This is definitely your "What The Trash?" moment of the week. I recently learned about this place called the "Zone of Death" where any crime could legally be committed and had to do a little investigating. The name "Zone of Death" was given to a 50 square mile section of Idaho inside of Yellowstone National Park where by, because of a loophole in the U.S. Constitution, someone could theoretically get away with any crime, including murder. Now, no such crimes have ever taken place in this area, but it's interesting to look at.

This was actually discovered by a law professor at Michigan State University, Brian C. Kalt. He was preparing to write an essay about technicalities of the Sixth Amendment, which entitles citizens to a fair and quick trial. When thinking of a place where there weren't enough eligible citizens to form a jury, he discovered the Idaho section of Yellowstone National Park, where such a place actually exists.
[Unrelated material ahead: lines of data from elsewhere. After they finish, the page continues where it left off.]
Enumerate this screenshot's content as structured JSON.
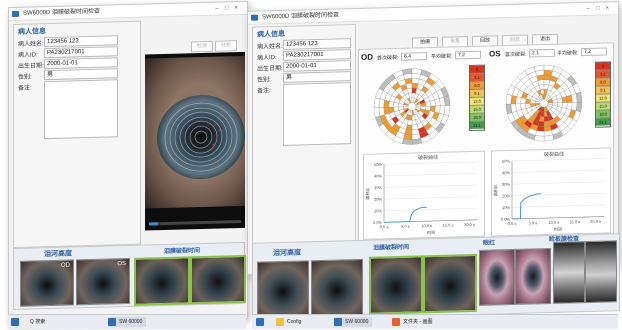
{
  "app_title": "SW6000D 泪膜破裂时间检查",
  "patient": {
    "section_title": "病人信息",
    "name_label": "病人姓名:",
    "name_value": "123456 123",
    "id_label": "病人ID:",
    "id_value": "PA230217001",
    "dob_label": "出生日期:",
    "dob_value": "2000-01-01",
    "sex_label": "性别:",
    "sex_value": "男",
    "notes_label": "备注:"
  },
  "toolbar_left": [
    "检测",
    "分析"
  ],
  "toolbar_right": [
    "拍摄",
    "采集",
    "回放",
    "回放",
    "退出"
  ],
  "right_window": {
    "od_label": "OD",
    "os_label": "OS",
    "od_first_label": "首次破裂:",
    "od_first_value": "6.4",
    "od_avg_label": "平均破裂:",
    "od_avg_value": "7.2",
    "os_first_label": "首次破裂:",
    "os_first_value": "2.1",
    "os_avg_label": "平均破裂:",
    "os_avg_value": "7.2",
    "scale_values": [
      "0",
      "3.1",
      "6.0",
      "9.1",
      "12.0",
      "15.0",
      "18.0",
      "21.1"
    ],
    "chart_left_title": "破裂曲线",
    "chart_right_title": "破裂曲线",
    "y_ticks": [
      "50%",
      "40%",
      "30%",
      "20%",
      "10%",
      "0.0%"
    ],
    "x_ticks": [
      "0.0 s",
      "5.0 s",
      "10.0 s",
      "15.0 s",
      "20.0 s"
    ],
    "y_axis_label": "面积比",
    "x_axis_label": "时间"
  },
  "thumb_tabs": {
    "left_1": "泪河高度",
    "left_2": "泪膜破裂时间",
    "right_1": "泪河高度",
    "right_2": "泪膜破裂时间",
    "right_3": "眼红",
    "right_4": "睑板腺检查"
  },
  "thumb_labels": [
    "OD",
    "OS"
  ],
  "taskbar_left": [
    "Q 搜索",
    "SW 60000"
  ],
  "taskbar_right": [
    "Config",
    "SW 60000",
    "文件夹 - 画图"
  ],
  "colors": {
    "accent": "#2b62a8",
    "orange": "#f29a2e",
    "red": "#d9321f",
    "grey_sector": "#bdbdbd",
    "curve": "#3a8fd8"
  },
  "chart_data": [
    {
      "type": "line",
      "title": "破裂曲线",
      "xlabel": "时间",
      "ylabel": "面积比",
      "x_ticks": [
        "0.0 s",
        "5.0 s",
        "10.0 s",
        "15.0 s",
        "20.0 s"
      ],
      "y_ticks": [
        "0.0%",
        "10%",
        "20%",
        "30%",
        "40%",
        "50%"
      ],
      "xlim": [
        0,
        22
      ],
      "ylim": [
        0,
        50
      ],
      "series": [
        {
          "x": [
            0,
            6.0,
            6.4,
            7,
            8,
            9,
            10
          ],
          "y": [
            0,
            0,
            6,
            9,
            11,
            12,
            12
          ]
        }
      ]
    },
    {
      "type": "line",
      "title": "破裂曲线",
      "xlabel": "时间",
      "ylabel": "面积比",
      "x_ticks": [
        "0.0 s",
        "5.0 s",
        "10.0 s",
        "15.0 s",
        "20.0 s"
      ],
      "y_ticks": [
        "0.0%",
        "10%",
        "20%",
        "30%",
        "40%",
        "50%"
      ],
      "xlim": [
        0,
        22
      ],
      "ylim": [
        0,
        50
      ],
      "series": [
        {
          "x": [
            0,
            2.0,
            2.1,
            3,
            4,
            5,
            6,
            7
          ],
          "y": [
            0,
            0,
            14,
            17,
            19,
            20,
            21,
            21
          ]
        }
      ]
    }
  ]
}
According to the Wikipedia page, this is how the loophole works:

The Sixth Amendment to the United States Constitution decrees that juries in federal criminal cases must be made up of citizens who are from both the district and state where the crime was committed. Because of this, charges for a crime alleged to have been committed in the area of the park in Idaho would have to be tried before a jury consisting entirely of residents of that area, and the trial would also have to take place in that area. As the Idaho portion of the park has no courthouses and is uninhabited, no such jury could be assembled. Thus the defendant would be unable to have a fair trial, and could not receive legal punishment for any alleged crimes.

It is important to note that Congress has shot down a bill that would end the loophole multiple times through efforts made by Kalt. Now, this doesn't mean you should take someone out there and "off" em', but it's crazy our own government doesn't find it necessary to end this loophole. To this day, the loophole still stands.

Enter your number to get our free mobile app

UP NEXT: 12 Things Michiganders Need to Make it Through the Winter